It's important to note that two power supplies utilizing the same platform don't need to be identical. To say that two units on the same platform are always "exactly the same" is a mistake. Companies that ordered a power supply on a certain platform have some wiggle room - they can change the capacitors, upgrade some components or modify the entire portion of the platform. Whenever possible, this website will inform if a platform is significantly modified.
Please be careful when saying that one power supply is "only a rebranded OEM unit" just because they utilize the same platform. Different units on the same platform may have modifications for reasons above. Sure, there are many cases when a unit is indeed a straight rebrand (and they are the majority), but many units have significant differences.

Isn't knowing the OEM name enough?

Is knowing who made the car ("Ford", "Audi"...) enough to evaluate its performance?
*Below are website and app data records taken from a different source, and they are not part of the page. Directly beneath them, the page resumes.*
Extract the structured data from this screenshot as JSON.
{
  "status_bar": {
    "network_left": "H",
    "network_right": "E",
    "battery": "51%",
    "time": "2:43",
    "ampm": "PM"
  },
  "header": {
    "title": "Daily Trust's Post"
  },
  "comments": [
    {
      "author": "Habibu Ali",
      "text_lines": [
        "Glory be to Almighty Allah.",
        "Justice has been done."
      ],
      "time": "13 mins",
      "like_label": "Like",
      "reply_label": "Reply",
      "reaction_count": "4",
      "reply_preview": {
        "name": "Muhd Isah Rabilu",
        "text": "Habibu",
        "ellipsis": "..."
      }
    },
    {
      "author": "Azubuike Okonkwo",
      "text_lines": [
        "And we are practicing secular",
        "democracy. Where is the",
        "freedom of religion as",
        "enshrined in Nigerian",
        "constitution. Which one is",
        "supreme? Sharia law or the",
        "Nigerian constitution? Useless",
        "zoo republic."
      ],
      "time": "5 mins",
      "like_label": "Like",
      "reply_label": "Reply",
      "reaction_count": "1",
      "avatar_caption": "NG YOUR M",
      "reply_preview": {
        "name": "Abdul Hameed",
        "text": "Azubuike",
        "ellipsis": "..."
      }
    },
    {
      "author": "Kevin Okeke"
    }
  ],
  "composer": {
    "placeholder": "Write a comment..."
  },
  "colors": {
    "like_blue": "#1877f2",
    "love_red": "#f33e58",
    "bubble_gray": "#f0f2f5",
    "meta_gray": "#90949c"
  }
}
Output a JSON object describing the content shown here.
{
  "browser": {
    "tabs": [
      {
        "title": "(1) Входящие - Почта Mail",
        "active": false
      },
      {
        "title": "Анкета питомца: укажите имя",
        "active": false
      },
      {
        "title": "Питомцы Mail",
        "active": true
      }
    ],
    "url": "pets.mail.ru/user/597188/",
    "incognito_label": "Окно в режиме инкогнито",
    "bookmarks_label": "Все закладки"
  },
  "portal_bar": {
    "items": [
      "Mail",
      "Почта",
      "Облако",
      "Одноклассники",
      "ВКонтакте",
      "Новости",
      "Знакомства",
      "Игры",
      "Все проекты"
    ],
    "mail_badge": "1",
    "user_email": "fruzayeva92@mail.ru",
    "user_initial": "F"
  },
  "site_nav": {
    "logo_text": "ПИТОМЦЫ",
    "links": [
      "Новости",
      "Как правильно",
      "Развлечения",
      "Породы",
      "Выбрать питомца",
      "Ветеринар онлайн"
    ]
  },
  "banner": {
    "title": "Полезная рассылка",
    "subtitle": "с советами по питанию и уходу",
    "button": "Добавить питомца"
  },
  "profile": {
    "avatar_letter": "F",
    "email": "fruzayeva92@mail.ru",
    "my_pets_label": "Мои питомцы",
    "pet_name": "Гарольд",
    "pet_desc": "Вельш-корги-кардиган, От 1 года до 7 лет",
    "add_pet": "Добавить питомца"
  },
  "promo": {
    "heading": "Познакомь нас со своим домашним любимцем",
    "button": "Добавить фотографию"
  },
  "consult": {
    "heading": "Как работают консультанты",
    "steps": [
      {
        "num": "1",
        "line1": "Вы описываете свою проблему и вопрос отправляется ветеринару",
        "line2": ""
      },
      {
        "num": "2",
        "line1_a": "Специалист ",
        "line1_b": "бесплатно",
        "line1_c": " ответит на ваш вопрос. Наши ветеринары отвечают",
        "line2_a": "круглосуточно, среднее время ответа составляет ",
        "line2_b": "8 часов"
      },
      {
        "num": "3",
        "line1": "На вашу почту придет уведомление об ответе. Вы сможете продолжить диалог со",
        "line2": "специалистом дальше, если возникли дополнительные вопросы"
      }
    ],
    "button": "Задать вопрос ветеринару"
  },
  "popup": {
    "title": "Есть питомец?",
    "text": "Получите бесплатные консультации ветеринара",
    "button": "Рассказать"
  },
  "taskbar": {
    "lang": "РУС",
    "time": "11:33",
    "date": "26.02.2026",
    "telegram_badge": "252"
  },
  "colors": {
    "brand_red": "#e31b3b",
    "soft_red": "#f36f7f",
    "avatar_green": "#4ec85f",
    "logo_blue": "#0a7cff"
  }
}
Many people who want to identify a power supply simply stop on the OEM name, like "Seasonic" or "CWT" and make their opinion on that. It's not accurate to generalize "Seasonic makes better PSUs than CWT". To further help you with visualising how it works, here's a table with two easy to understand analogies with graphics cards:

Graphics cardsPower suppliesAccurate?
I can choose between ASUS Radeon X5 Turbo and Palit GeForce 123. Which one is faster?I can choose between XFX Core 550 and Thermaltake Gold X 550W. Which one is better?
ASUS is a better company than Palit, so it's faster.XFX is a better company than Thermaltake, it will be better.Wrong - company names tell nothing about performance
nVidia makes faster GPUs than AMD, so choose GeForce.Seasonic (XFX OEM) makes better PSUs than CWT (Thermaltake OEM), so it's better.Wrong - manufacturer name alone doesn't tell performance
ASUS Radeon X5 Turbo uses Radeon R9 280x GPU, while Palit GeForce 123 uses GeForce 660 GPU.XFX uses Seasonic GB platform, while Thermaltake uses CWT PUQ-G.Now we can guess the performance.
Radeon R9 280x is much faster than GeForce 660. Go for Radeon.CWT PUQ-G performs lots better than Seasonic GB. Go for Thermaltake. (but read a review first)
Graphics cardsPower suppliesUseful info?
Hey! How good is the new ASUS Venus R8 graphics card?Hey, how good is Corsair HX650?
No clue... who makes the graphics chip?I don't know, check the OEM.
It's made by AMD.It's made by Seasonic.Nothing specific!
Which graphics chip did they use?Which platform did they use?
The chip from Radeon R9 280X. Cool, it's fast!The Seasonic G platform. Great, it performs very good!Performance!
Great, now go check the reviews for the ASUS!Nice, now read a review about the HX650!
I see, ASUS just added a third fan!I see, Corsair added a semi fanless mode!Custom modifications!